Covid-19 cases on the rise in town with Thanksgiving around the corner
Heading into a holiday known for family gatherings, the number of new covid-19 cases in town increased slightly. Wareham saw 48 new covid-19 cases in the past week, according to the state’s Nov. 18 data. That’s 12 more cases in town than last week’s total of 36.
Cases of covid-19 in Wareham schools remain on the rise this week as well.
As of Nov. 17, Wareham Public Schools reported that two Decas Elementary students, two Minot Forest Elementary students, five Wareham Middle School students and four High School students had tested positive for covid-19.
Some students were also quarantined, as of Nov. 17. One Decas student was quarantined, as were two students at Minot Forest, seven at the Middle School, and eight at the High School.
In total, 13 Wareham Public School students had tested positive for covid-19 and 18 were quarantined.
Five school staff members tested positive this week — two from Minot Elementary and three from Wareham High School. There are no staff members in quarantine.
Just last week, on Nov. 11, the district reported that 12 students and two school staff members had tested positive for covid-19.
The Centers for Disease Control recently announced that children between the ages of 5 and 11 are now eligible to receive the Pfizer vaccine — the first covid-19 vaccine approved for that age group.
Parents and caregivers of young children can make an appointment with their pediatrician for their child to get vaccinated, or use the state’s vaxfinder.mass.gov tool to find other locations offering vaccines for children.
Wareham’s average daily incidence rate increased from 21.6 to 26.3 cases per 100,000 people in the past 14 days. Given Wareham’s population, 26.3 cases per 100,000 people means there were about 6.05 new cases each day over the past two weeks.
Since the start of the pandemic, there have been 2,465 covid-19 cases in Wareham.
Continuing the pattern of previous weeks, Wareham’s vaccination rate lags behind other Massachusetts communities.
According to the state’s Nov. 18 data, 60 percent of Wareham residents have received at least one dose of a covid-19 vaccine. That amounts to 14,503 people.
This week, Wareham reported that 54 percent of its residents — 13,147 people — are fully vaccinated.
Of the 27 municipalities in Plymouth County reporting vaccination data to the state, Wareham has the second-lowest percentage of individuals with at least one dose of the vaccine — having surpassed only Middleborough, which still sits at 59 percent.
Every other municipality in Plymouth County reported that at least 66 percent or more of its population had received at least one dose of a covid-19 vaccine.
Opportunities to get vaccinated
Local public health experts continue to encourage people to get the vaccine as soon as possible — and the state is now offering in-home vaccinations for those unable to get to a vaccination site.
People aged 5 or older who live, work or study in Massachusetts are eligible to be vaccinated against covid-19. Those over the age of 18 can sign up to receive any vaccine, but those ages 5 to 17 can only get the Pfizer vaccine.

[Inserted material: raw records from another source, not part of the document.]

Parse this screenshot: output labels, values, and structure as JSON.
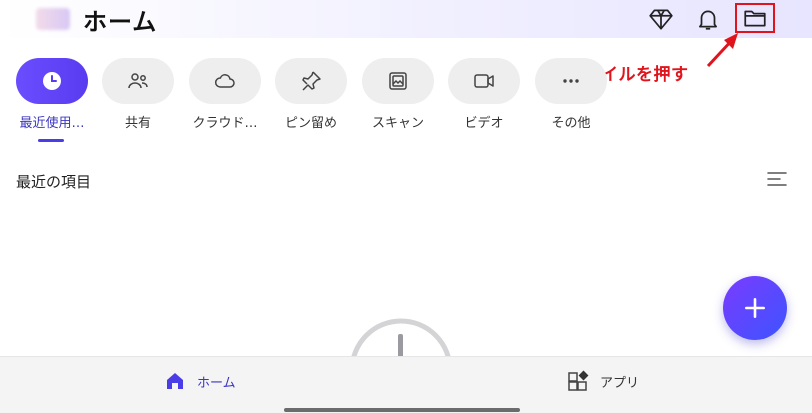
{
  "header": {
    "title": "ホーム",
    "icons": [
      "diamond-icon",
      "bell-icon",
      "folder-icon"
    ]
  },
  "annotation": {
    "text": "ファイルを押す",
    "color": "#e0141c"
  },
  "categories": [
    {
      "label": "最近使用…",
      "icon": "clock-icon",
      "active": true
    },
    {
      "label": "共有",
      "icon": "people-icon",
      "active": false
    },
    {
      "label": "クラウド…",
      "icon": "cloud-icon",
      "active": false
    },
    {
      "label": "ピン留め",
      "icon": "pin-icon",
      "active": false
    },
    {
      "label": "スキャン",
      "icon": "scan-icon",
      "active": false
    },
    {
      "label": "ビデオ",
      "icon": "video-icon",
      "active": false
    },
    {
      "label": "その他",
      "icon": "more-icon",
      "active": false
    }
  ],
  "section": {
    "title": "最近の項目"
  },
  "fab": {
    "icon": "plus-icon"
  },
  "bottom_nav": [
    {
      "label": "ホーム",
      "icon": "home-icon",
      "active": true
    },
    {
      "label": "アプリ",
      "icon": "apps-icon",
      "active": false
    }
  ],
  "colors": {
    "accent": "#4a3de8",
    "annotation_red": "#e0141c"
  }
}
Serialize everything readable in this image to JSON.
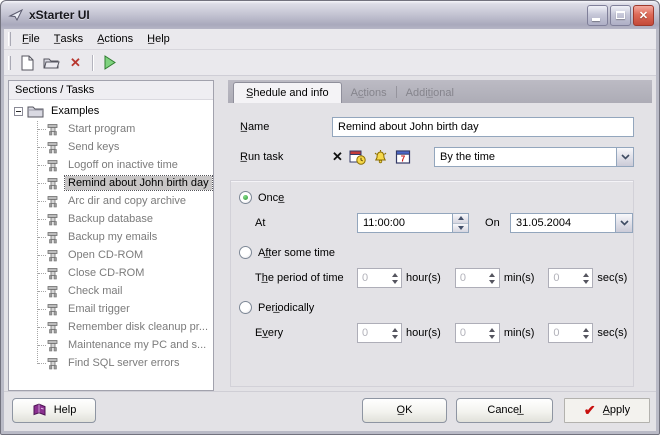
{
  "window": {
    "title": "xStarter UI"
  },
  "menu": {
    "items": [
      "F̲ile",
      "T̲asks",
      "A̲ctions",
      "H̲elp"
    ]
  },
  "toolbar": {
    "buttons": [
      "new-document-icon",
      "open-folder-icon",
      "delete-icon",
      "run-icon"
    ]
  },
  "sidebar": {
    "header": "Sections / Tasks",
    "root_label": "Examples",
    "items": [
      "Start program",
      "Send keys",
      "Logoff on inactive time",
      "Remind about John birth day",
      "Arc dir and copy archive",
      "Backup database",
      "Backup my emails",
      "Open CD-ROM",
      "Close CD-ROM",
      "Check mail",
      "Email trigger",
      "Remember disk cleanup pr...",
      "Maintenance my PC and s...",
      "Find SQL server errors"
    ],
    "selected_index": 3
  },
  "tabs": {
    "schedule": "S̲hedule and info",
    "actions": "Ac̲tions",
    "additional": "Addit̲ional",
    "active": "Shedule and info"
  },
  "form": {
    "name_label": "N̲ame",
    "name_value": "Remind about John birth day",
    "run_task_label": "R̲un task",
    "run_task_icons": [
      "no-schedule-icon",
      "date-time-icon",
      "alarm-bell-icon",
      "calendar-icon"
    ],
    "run_task_value": "By the time",
    "schedule": {
      "once": {
        "label": "Once̲",
        "selected": true,
        "at_label": "At",
        "time": "11:00:00",
        "on_label": "On",
        "date": "31.05.2004"
      },
      "after": {
        "label": "Af̲ter some time",
        "selected": false,
        "period_label": "Th̲e period of time",
        "hours": "0",
        "hours_suffix": "hour(s)",
        "minutes": "0",
        "minutes_suffix": "min(s)",
        "seconds": "0",
        "seconds_suffix": "sec(s)"
      },
      "periodically": {
        "label": "Peri̲odically",
        "selected": false,
        "every_label": "Ev̲ery",
        "hours": "0",
        "hours_suffix": "hour(s)",
        "minutes": "0",
        "minutes_suffix": "min(s)",
        "seconds": "0",
        "seconds_suffix": "sec(s)"
      }
    }
  },
  "footer": {
    "help": "Help",
    "ok": "O̲K",
    "cancel": "Cancel̲",
    "apply": "A̲pply"
  },
  "colors": {
    "face": "#e3e2e6",
    "titlebar_silver": "#b6b6c6",
    "close_red": "#c44938",
    "selection_gray": "#c8c6c6",
    "edit_border": "#93a6bd",
    "radio_green": "#2e9634",
    "apply_check_red": "#c8100e",
    "run_green": "#7fd27f",
    "delete_red": "#b8372f",
    "help_book_purple": "#8b3090"
  }
}
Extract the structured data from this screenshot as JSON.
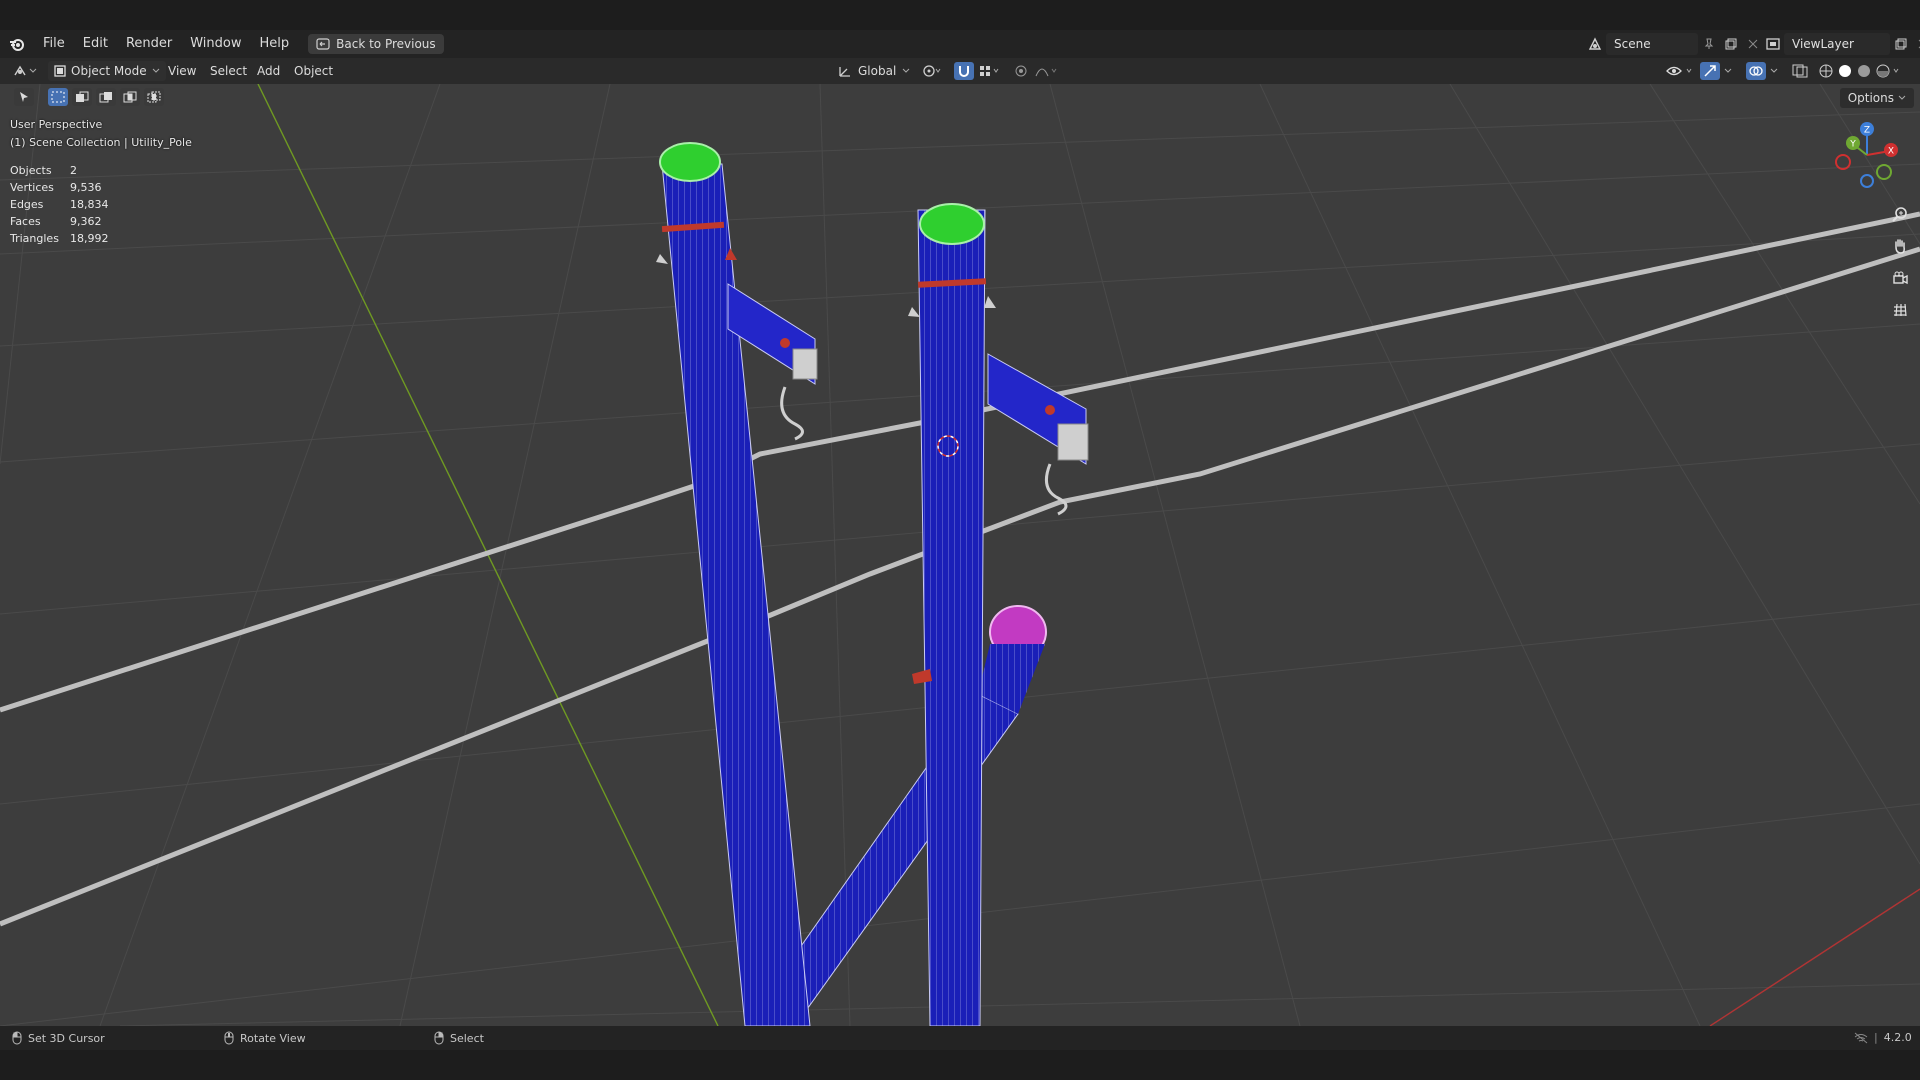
{
  "menubar": {
    "items": [
      "File",
      "Edit",
      "Render",
      "Window",
      "Help"
    ],
    "back_button": "Back to Previous",
    "scene_name": "Scene",
    "view_layer": "ViewLayer"
  },
  "toolbar": {
    "mode": "Object Mode",
    "menus": [
      "View",
      "Select",
      "Add",
      "Object"
    ],
    "transform_orientation": "Global",
    "options_label": "Options"
  },
  "viewport": {
    "perspective": "User Perspective",
    "collection": "(1) Scene Collection | Utility_Pole",
    "stats": [
      {
        "label": "Objects",
        "value": "2"
      },
      {
        "label": "Vertices",
        "value": "9,536"
      },
      {
        "label": "Edges",
        "value": "18,834"
      },
      {
        "label": "Faces",
        "value": "9,362"
      },
      {
        "label": "Triangles",
        "value": "18,992"
      }
    ],
    "gizmo_axes": [
      "X",
      "Y",
      "Z"
    ]
  },
  "statusbar": {
    "left_action": "Set 3D Cursor",
    "middle_action": "Rotate View",
    "right_action": "Select",
    "version": "4.2.0"
  },
  "colors": {
    "pole_blue": "#1a1fb8",
    "cap_green": "#2fcf2f",
    "cap_magenta": "#c23ac2",
    "grid_bg": "#3d3d3d",
    "y_axis": "#7fb02a",
    "x_axis": "#c83a3a"
  }
}
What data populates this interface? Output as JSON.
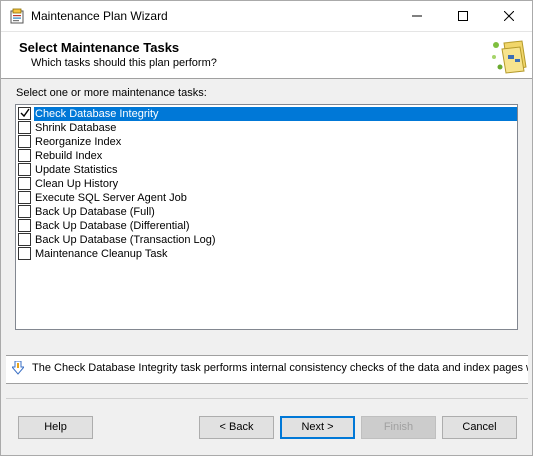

In Wareham, the CVS on Main Street (419 Main St.), the CVS on Cranberry Highway (2421 Cranberry Hwy Ste 110), the Walgreens on Marion Road (121 Marion Rd.) and the CVS in East Wareham (2992 Cranberry Hwy) offer covid vaccines for those ages 12 and up, either for walk-in visitors or by appointment.
Those eligible for the vaccine can find appointments at providers around the state using the state’s website vaxfinder.mass.gov.
In-home vaccinations can be scheduled by calling 833-983-0485, Monday through Friday from 9 a.m. to 5 p.m. English and Spanish speaking staff are on hand, and have access to translators for over 100 languages. In-home vaccinations are performed by medical professionals following public health guidelines and tailored to the needs of the patient.
In-home vaccinations are performed using the single-dose Johnson & Johnson vaccine, except for those ages 12 to 17, who would be offered the Pfizer vaccine. Scheduling is based on location, rather than on a first-come, first-served basis.
The state has also set up a call center for those who are unable to access the vaccine appointment website or who have trouble navigating the complex online system.
From 8:30 a.m. to 5 p.m. Monday through Friday, people can call 211 and navigate to the vaccine help line by pressing one when prompted. The call center has workers on staff who speak English and Spanish, and there are translators available to support residents in about 100 additional languages.